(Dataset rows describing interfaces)
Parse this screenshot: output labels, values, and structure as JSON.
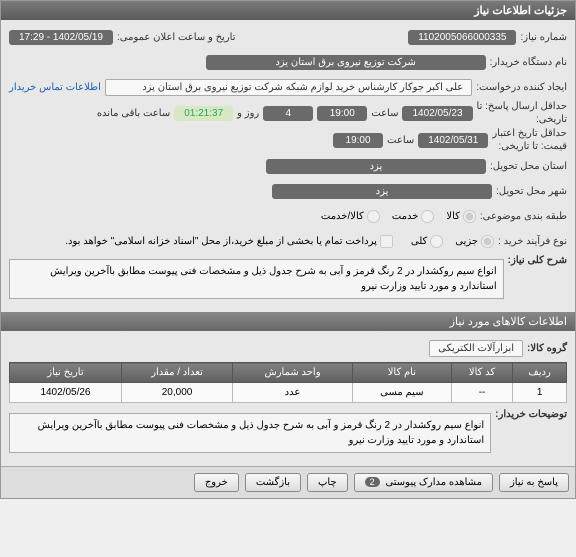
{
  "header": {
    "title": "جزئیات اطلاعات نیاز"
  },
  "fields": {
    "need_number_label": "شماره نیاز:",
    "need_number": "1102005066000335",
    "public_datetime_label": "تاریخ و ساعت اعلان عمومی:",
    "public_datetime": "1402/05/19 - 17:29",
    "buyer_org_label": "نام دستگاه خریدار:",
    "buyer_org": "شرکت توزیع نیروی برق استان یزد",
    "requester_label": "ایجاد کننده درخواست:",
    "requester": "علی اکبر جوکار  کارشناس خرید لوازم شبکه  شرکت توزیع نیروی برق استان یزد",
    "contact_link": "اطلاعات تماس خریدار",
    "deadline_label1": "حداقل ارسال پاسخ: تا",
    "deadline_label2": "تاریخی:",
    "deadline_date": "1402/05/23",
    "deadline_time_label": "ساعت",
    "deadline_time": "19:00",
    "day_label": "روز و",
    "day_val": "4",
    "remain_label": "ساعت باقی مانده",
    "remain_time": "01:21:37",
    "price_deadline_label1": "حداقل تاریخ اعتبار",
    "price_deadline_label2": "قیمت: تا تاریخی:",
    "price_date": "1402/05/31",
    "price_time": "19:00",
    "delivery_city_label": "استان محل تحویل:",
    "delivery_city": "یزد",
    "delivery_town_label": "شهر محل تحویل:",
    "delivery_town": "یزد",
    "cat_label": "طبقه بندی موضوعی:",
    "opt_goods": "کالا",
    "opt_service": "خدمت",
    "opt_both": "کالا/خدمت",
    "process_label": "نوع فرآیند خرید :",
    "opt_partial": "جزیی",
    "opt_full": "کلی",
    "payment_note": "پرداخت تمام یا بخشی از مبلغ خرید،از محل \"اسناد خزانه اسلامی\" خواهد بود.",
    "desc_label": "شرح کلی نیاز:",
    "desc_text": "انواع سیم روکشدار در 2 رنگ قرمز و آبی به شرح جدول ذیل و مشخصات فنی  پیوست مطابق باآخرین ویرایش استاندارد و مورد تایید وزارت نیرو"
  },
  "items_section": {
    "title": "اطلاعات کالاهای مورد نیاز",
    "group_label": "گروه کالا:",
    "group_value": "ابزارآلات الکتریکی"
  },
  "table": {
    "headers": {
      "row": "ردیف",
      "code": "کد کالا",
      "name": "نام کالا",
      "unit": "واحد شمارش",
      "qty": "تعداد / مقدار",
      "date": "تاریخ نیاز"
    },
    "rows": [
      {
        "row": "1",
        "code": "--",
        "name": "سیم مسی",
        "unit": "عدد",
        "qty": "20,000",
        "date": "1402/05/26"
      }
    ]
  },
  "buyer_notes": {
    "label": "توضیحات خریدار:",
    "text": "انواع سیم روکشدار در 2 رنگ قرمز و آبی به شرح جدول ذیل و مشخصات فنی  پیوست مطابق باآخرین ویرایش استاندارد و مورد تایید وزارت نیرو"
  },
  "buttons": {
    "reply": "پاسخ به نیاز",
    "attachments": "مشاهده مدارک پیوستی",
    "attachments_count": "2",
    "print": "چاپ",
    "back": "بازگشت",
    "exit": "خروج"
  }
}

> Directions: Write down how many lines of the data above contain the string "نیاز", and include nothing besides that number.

> Task output: 6